A New Approach to Living with Schizophrenia

I haven’t written a blog in a while, and the fact that I haven’t makes me feel like I have so much to unpack and say. For example, one of my Facebook friends posted about her husband with a “mental illness” yesterday, and there were dozens of comments about how “horrible,” “awful,” “painful,” etc. mental illness is, and she received loads of sympathy.

I get it. Psychosis is hands down the worst and most terrifying thing I have experienced. I get it that there are things that I have to figure out or forego or do in a different way than other people. I get that listening to someone talk about things that you know are delusions is difficult. I get that distorted thinking, anger, or whatever symptom a person might be displaying is hard. Yes, I’ve been there, done that, and no, I don’t want the t-shirt.

The thing is, I don’t like reading how “awful” mental illness is when schizophrenia is a part of my identity. When I came out five years ago and told family and friends about my diagnosis, I completely owned it. I started writing this blog, I started writing for mainstream publications, and I can’t think of a way that I could have put myself more “out there” and what I tried to say more often than not is, “Look, I have this illness and this is what someone with this illness goes through, looks like, experiences, etc.” And the thing I tried to say over and over again, is “I’m not that much different from anyone else.”

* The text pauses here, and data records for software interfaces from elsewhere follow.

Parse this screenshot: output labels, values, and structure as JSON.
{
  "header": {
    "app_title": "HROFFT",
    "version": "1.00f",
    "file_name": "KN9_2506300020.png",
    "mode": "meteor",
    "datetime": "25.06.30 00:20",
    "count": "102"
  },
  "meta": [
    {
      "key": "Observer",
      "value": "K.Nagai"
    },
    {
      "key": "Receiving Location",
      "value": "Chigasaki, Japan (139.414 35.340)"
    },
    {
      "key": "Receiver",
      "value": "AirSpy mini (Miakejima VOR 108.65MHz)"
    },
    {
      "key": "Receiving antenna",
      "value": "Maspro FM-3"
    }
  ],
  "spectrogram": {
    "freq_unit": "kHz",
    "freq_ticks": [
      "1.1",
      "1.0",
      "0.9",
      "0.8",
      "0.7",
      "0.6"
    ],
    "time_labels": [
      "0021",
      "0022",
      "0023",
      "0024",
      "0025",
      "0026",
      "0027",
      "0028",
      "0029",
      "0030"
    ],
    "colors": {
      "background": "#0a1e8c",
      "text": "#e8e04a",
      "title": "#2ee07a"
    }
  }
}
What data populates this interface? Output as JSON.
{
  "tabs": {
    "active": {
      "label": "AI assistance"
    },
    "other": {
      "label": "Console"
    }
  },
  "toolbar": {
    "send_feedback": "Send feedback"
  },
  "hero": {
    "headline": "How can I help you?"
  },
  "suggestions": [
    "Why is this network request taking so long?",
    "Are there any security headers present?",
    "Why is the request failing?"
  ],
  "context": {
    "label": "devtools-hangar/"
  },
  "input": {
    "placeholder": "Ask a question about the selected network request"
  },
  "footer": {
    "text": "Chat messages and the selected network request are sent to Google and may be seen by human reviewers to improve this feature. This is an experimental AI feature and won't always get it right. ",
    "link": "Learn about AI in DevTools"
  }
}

I wrote about my marriage of over twenty years. I wrote about being a friend, a daughter, a social worker, traveling, being a sister, etc. I tried to tell people that outside of schizophrenia, I am an average person with hopes, dreams, and desires. But the thing is, I never got past or around or away from the fact that I have schizophrenia, and it is every bit as much a part of me as my eyes, my feet, and my hands.

Is schizophrenia hard? Is cancer hard? Is diabetes hard? Is any disease hard? YES. They are all hard, but we never make them part of someone’s identity. And that is what I need to learn and tell myself. Schizophrenia is an illness like any illness. It impacts me, Rebecca, every day of my life. I have it. I feel it. I have to make hundreds of choices in my daily life to keep it from ruining me, but it isn’t me just like cancer isn’t my mom or stepdad who both have it.

I need to stop accepting schizophrenia as an identity that I own. It isn’t an identity. It is a disease. There is something abnormal about my brain. The brain of someone with schizophrenia looks different than a healthy brain scanned by an MRI. If I was someone who lied frequently, you could say, I have a character fault, but schizophrenia isn’t that either. There is nothing wrong with my character. It is my brain and the way it functions that is faulty, just like cancer cells don’t respond the same way healthy cells do.

I don’t know who I’m writing this to, you or me, or all of us.

If you think mental illness is awful or horrible or sad, that’s fine. Those words are true of almost every disease. Please don’t use those words to define or say something about me, though. I’m not awful, horrible, or sad, and I’m telling the world that at the same time I am telling myself.